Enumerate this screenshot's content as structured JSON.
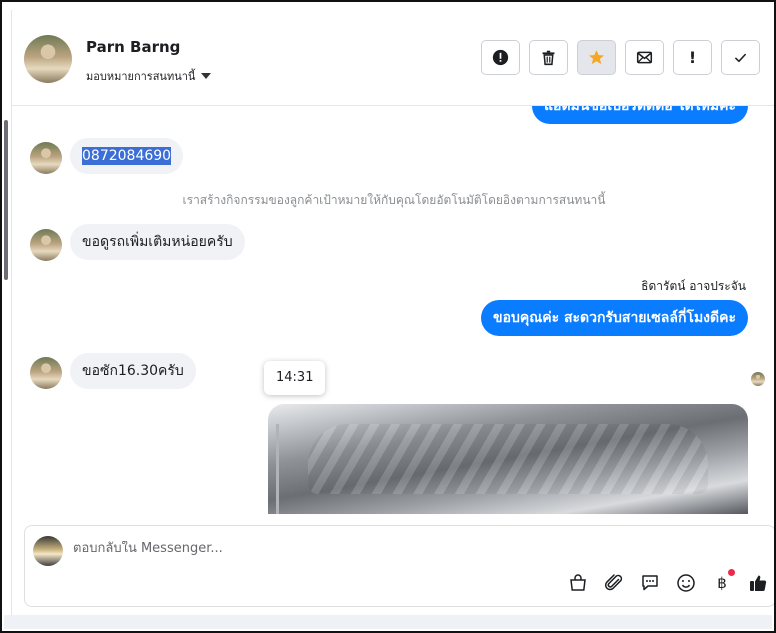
{
  "header": {
    "contact_name": "Parn Barng",
    "assign_label": "มอบหมายการสนทนานี้"
  },
  "toolbar": {
    "buttons": [
      "alert-circle-icon",
      "trash-icon",
      "star-icon",
      "envelope-icon",
      "exclamation-icon",
      "check-icon"
    ],
    "exclaim_glyph": "!",
    "star_color": "#f5a623"
  },
  "messages": {
    "top_partial": "แอดมินขอเบอร์ติดต่อ ได้ไหมคะ",
    "phone": "0872084690",
    "system_note": "เราสร้างกิจกรรมของลูกค้าเป้าหมายให้กับคุณโดยอัตโนมัติโดยอิงตามการสนทนานี้",
    "msg_more_info": "ขอดูรถเพิ่มเติมหน่อยครับ",
    "agent_name": "ธิดารัตน์ อาจประจัน",
    "msg_thanks": "ขอบคุณค่ะ สะดวกรับสายเซลล์กี่โมงดีคะ",
    "msg_time_reply": "ขอซัก16.30ครับ",
    "tooltip_time": "14:31"
  },
  "composer": {
    "placeholder": "ตอบกลับใน Messenger...",
    "tools": [
      "shopping-bag-icon",
      "paperclip-icon",
      "chat-bubble-icon",
      "smiley-icon",
      "baht-icon",
      "thumbs-up-icon"
    ],
    "baht_glyph": "฿",
    "notification_color": "#f02849"
  },
  "colors": {
    "accent": "#0a7cff",
    "incoming_bubble": "#f0f2f5",
    "selection": "#3b6fd6"
  }
}
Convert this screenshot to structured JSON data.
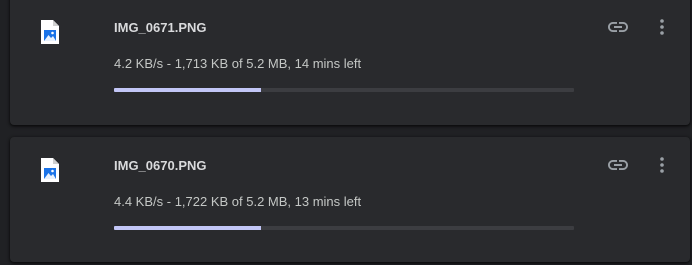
{
  "downloads": [
    {
      "file_name": "IMG_0671.PNG",
      "status": "4.2 KB/s - 1,713 KB of 5.2 MB, 14 mins left",
      "progress_percent": 32,
      "icon": "image-file-icon",
      "actions": [
        "copy-link-icon",
        "more-vert-icon"
      ]
    },
    {
      "file_name": "IMG_0670.PNG",
      "status": "4.4 KB/s - 1,722 KB of 5.2 MB, 13 mins left",
      "progress_percent": 32,
      "icon": "image-file-icon",
      "actions": [
        "copy-link-icon",
        "more-vert-icon"
      ]
    }
  ],
  "colors": {
    "page_background": "#202124",
    "card_background": "#292a2d",
    "progress_fill": "#c2c6f6",
    "progress_track": "#3c3d41",
    "file_icon_accent": "#1a73e8"
  }
}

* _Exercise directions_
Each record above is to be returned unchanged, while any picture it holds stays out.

* _Response to this exercise_
Enumerate this screenshot's content as structured JSON.
{
  "header": {
    "contact_name": "Parn Barng",
    "assign_label": "มอบหมายการสนทนานี้"
  },
  "toolbar": {
    "buttons": [
      "alert-circle-icon",
      "trash-icon",
      "star-icon",
      "envelope-icon",
      "exclamation-icon",
      "check-icon"
    ],
    "exclaim_glyph": "!",
    "star_color": "#f5a623"
  },
  "messages": {
    "top_partial": "แอดมินขอเบอร์ติดต่อ ได้ไหมคะ",
    "phone": "0872084690",
    "system_note": "เราสร้างกิจกรรมของลูกค้าเป้าหมายให้กับคุณโดยอัตโนมัติโดยอิงตามการสนทนานี้",
    "msg_more_info": "ขอดูรถเพิ่มเติมหน่อยครับ",
    "agent_name": "ธิดารัตน์ อาจประจัน",
    "msg_thanks": "ขอบคุณค่ะ สะดวกรับสายเซลล์กี่โมงดีคะ",
    "msg_time_reply": "ขอซัก16.30ครับ",
    "tooltip_time": "14:31"
  },
  "composer": {
    "placeholder": "ตอบกลับใน Messenger...",
    "tools": [
      "shopping-bag-icon",
      "paperclip-icon",
      "chat-bubble-icon",
      "smiley-icon",
      "baht-icon",
      "thumbs-up-icon"
    ],
    "baht_glyph": "฿",
    "notification_color": "#f02849"
  },
  "colors": {
    "accent": "#0a7cff",
    "incoming_bubble": "#f0f2f5",
    "selection": "#3b6fd6"
  }
}
Convert this screenshot to structured JSON data.
{
  "downloads": [
    {
      "file_name": "IMG_0671.PNG",
      "status": "4.2 KB/s - 1,713 KB of 5.2 MB, 14 mins left",
      "progress_percent": 32,
      "icon": "image-file-icon",
      "actions": [
        "copy-link-icon",
        "more-vert-icon"
      ]
    },
    {
      "file_name": "IMG_0670.PNG",
      "status": "4.4 KB/s - 1,722 KB of 5.2 MB, 13 mins left",
      "progress_percent": 32,
      "icon": "image-file-icon",
      "actions": [
        "copy-link-icon",
        "more-vert-icon"
      ]
    }
  ],
  "colors": {
    "page_background": "#202124",
    "card_background": "#292a2d",
    "progress_fill": "#c2c6f6",
    "progress_track": "#3c3d41",
    "file_icon_accent": "#1a73e8"
  }
}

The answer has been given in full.